Additionally, if you are working with an experienced contractor, you’re likely getting higher quality content than you would from a junior marketing hire. You would be amazed at the time savings your in-house team can experience by having fewer content reviews and edits. The design team can also save time if the contractor is experienced in a design-first writing approach.

The ROI Calculation for Demand Generation Content

Let’s put some real numbers into the equation and calculate your costs.

The Real Cost of In-House Content Creation

Let’s assume that the in-house marketer that you’ve hired to write demand generation content makes $75,000 per year. With a minimal benefits overhead multiplier of 1.5, that means that resource costs the company $112,500 annually.  

If that resource works 40 hours a week for 49 weeks of the year (assuming vacation and holiday time of 3 weeks), and assuming they spend 10% of their time actually creating content, you get 196 hours of content creation during the year. That equates to an hourly rate of $574/hour.

Even if you did your best to shield this resource from unnecessary meetings and their content production rate tripled to 30%, you’d still be paying an hourly rate of $191/hour, which is significantly higher than the most experienced content contractors.

But even with that effort, there is still the cost of poor quality. How much revenue does your company miss when a landing page is poorly executed? Or an email campaign fails to deliver results? And what about the wasted resources in product marketing, design and demand generation to execute on that content? While not easy to quantify, missed revenue is a big cost that might equate to cuts in marketing spend and resources next fiscal year.

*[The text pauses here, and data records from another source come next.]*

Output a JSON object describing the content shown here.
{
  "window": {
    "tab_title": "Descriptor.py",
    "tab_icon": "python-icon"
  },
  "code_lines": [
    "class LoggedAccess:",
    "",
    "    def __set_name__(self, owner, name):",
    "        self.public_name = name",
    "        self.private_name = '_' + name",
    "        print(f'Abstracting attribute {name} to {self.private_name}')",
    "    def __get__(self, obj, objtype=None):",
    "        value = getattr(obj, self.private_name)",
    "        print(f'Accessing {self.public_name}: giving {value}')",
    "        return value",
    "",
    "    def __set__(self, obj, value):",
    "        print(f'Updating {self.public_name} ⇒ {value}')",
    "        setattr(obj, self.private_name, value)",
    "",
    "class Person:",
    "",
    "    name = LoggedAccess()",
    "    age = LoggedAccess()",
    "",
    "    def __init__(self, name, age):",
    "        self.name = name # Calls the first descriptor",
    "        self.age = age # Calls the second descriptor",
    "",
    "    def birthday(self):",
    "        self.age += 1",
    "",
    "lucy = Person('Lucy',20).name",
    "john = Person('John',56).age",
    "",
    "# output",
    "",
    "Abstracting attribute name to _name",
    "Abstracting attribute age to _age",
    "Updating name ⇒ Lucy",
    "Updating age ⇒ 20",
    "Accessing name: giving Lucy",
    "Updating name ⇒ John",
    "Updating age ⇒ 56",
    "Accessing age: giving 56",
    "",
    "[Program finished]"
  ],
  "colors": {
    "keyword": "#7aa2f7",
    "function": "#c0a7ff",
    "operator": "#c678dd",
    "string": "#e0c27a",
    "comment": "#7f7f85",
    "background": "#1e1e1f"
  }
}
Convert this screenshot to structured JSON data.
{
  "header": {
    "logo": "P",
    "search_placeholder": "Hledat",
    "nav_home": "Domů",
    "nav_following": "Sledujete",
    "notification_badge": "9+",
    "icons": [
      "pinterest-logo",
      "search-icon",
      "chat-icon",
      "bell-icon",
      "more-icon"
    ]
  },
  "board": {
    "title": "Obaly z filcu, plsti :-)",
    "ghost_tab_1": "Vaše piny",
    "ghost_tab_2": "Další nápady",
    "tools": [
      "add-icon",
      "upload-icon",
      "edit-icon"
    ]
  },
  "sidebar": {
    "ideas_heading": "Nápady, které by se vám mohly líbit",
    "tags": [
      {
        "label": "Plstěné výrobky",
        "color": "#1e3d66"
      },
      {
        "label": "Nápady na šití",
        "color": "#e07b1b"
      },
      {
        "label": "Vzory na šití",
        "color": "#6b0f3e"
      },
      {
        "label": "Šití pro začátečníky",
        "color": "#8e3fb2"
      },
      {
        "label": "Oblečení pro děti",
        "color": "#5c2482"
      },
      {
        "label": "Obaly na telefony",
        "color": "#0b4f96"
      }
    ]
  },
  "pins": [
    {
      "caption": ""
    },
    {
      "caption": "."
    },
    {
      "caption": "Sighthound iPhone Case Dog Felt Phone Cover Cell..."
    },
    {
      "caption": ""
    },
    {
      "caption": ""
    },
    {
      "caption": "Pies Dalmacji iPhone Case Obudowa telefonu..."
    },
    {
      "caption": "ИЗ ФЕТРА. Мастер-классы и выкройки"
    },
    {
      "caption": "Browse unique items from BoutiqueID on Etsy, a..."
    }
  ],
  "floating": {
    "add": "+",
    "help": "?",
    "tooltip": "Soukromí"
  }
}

The Real Cost of Contractor Content Creation

In the content contracting world, it doesn’t matter if you hire a contractor at $75/hour or $175/hour, you’ll end up paying the exact same rate. Why? Because the more expensive resource is more skilled and therefore produces higher quality results faster. What takes a $175/hour contractor 1 hour, will likely take a $75/hour contractor 2-3 hours plus your time in requesting edits.

So, let’s take an example of a higher end resource as it will likely be less expensive in the time it takes you to manage the output. Assuming a $150/hour contractor is engaged, this resource will likely spend around 1 hour to read an asset, create a few emails and a landing page. This means you get demand generation content for $150/asset.

An Hourly Rate Comparison

Hours of Content In-House Content Costs Outsourced Content Costs
Demand Gen Content = 196 hrs annually 196 hr * $574/hr =  $112,504 196 hr * $150/hr = $29,400

Contracting Saves Money and Improves Revenue

Of course many readers will look to find error in my assumptions, and I’m sure there are. Each company and resource is different. However, it is hard to ignore the 4X differential in the cost savings of a contractor over using in-house resources. And this doesn’t even take into consideration the revenue opportunity in executing higher quality content that engages target buyers.

Perhaps that’s why the gig economy is growing so rapidly. It’s time that companies recognize this and figure out how to take advantage of this incredible opportunity to get more high quality content for less cost.